Disposable microfluidic devices for biological applications

Luc Bousse, Director of Microfluidics, InSilixa Inc

There is a long tradition of seeking synergy between microfabrication technology, most notably silicon device technology, and biology and medicine. As early as the 1970’s, silicon-based ion-sensitive field effect transistors were being studied mainly for biological applications such as blood gas analysis. Today, this device has achieved success as the sensing component of the Ion Torrent NGS system. The recent focus has been on microfluidics consisting of microchannels fabricated in insulating substrates such as glass and polymers. The key appeal is the ability of microfluidic devices to contain a complete analytical system. However, the successful commercialization of microfluidic technology depends on the ability to fabricate cost-effective disposable devices, since reuse is impossible in almost all applications. Combining very high precision and reproducibility with low cost naturally leads to injection molding fabrication technology. An example is BioRad’s digital PCR system that uses a precision molded microfluidic disposable to partition a sample into a large number of stabilized droplets of precisely equal volume, which are then thermally cycled and individually detected. Yet for many applications such as medical diagnostics, the high cost of these microfluidic systems remains an obstacle. InSilixa is addressing that challenge by developing a CMOS Biochip technology to bring MDx to the masses through the marriage of VLSI manufacturing technologies with biotechnology methods. A 2-D biosensor array of individual biosensing elements (“pixels”) consists of miniaturized CMOS-integrated sensors interfaced with capturing molecules (probes) that can interact with bio-molecules of interest. This device thus combines silicon VLSI technology with microfluidics.

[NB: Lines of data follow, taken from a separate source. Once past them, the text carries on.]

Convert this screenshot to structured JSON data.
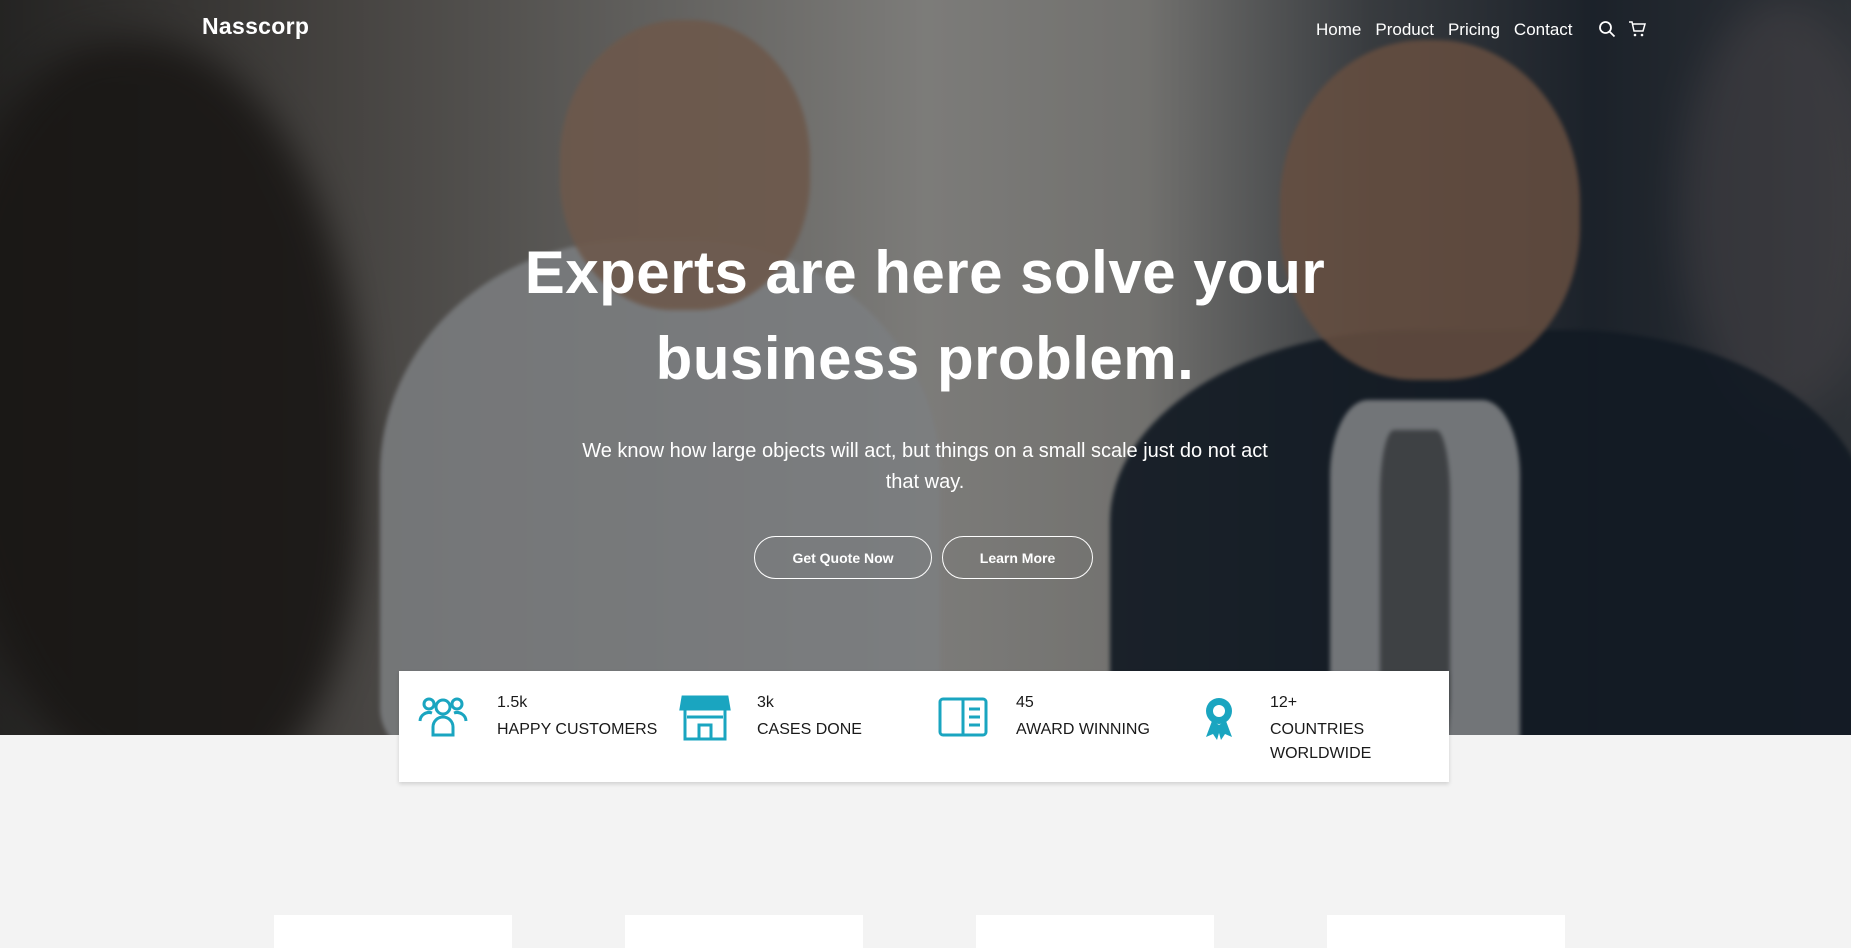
{
  "brand": "Nasscorp",
  "nav": {
    "items": [
      "Home",
      "Product",
      "Pricing",
      "Contact"
    ],
    "icons": [
      "search-icon",
      "cart-icon"
    ]
  },
  "hero": {
    "title_line1": "Experts are here solve your",
    "title_line2": "business problem.",
    "subtitle": "We know how large objects will act, but things on a small scale just do not act that way.",
    "primary_button": "Get Quote Now",
    "secondary_button": "Learn More"
  },
  "stats": [
    {
      "value": "1.5k",
      "label": "HAPPY CUSTOMERS",
      "icon": "users-icon"
    },
    {
      "value": "3k",
      "label": "CASES DONE",
      "icon": "store-icon"
    },
    {
      "value": "45",
      "label": "AWARD WINNING",
      "icon": "book-icon"
    },
    {
      "value": "12+",
      "label": "COUNTRIES WORLDWIDE",
      "icon": "award-ribbon-icon"
    }
  ],
  "colors": {
    "accent": "#1aa5c0",
    "page_background": "#f3f3f3"
  }
}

Add to Calendar ▼2014-11-20 00:00:002014-11-21 00:00:00Europe/LondonTrack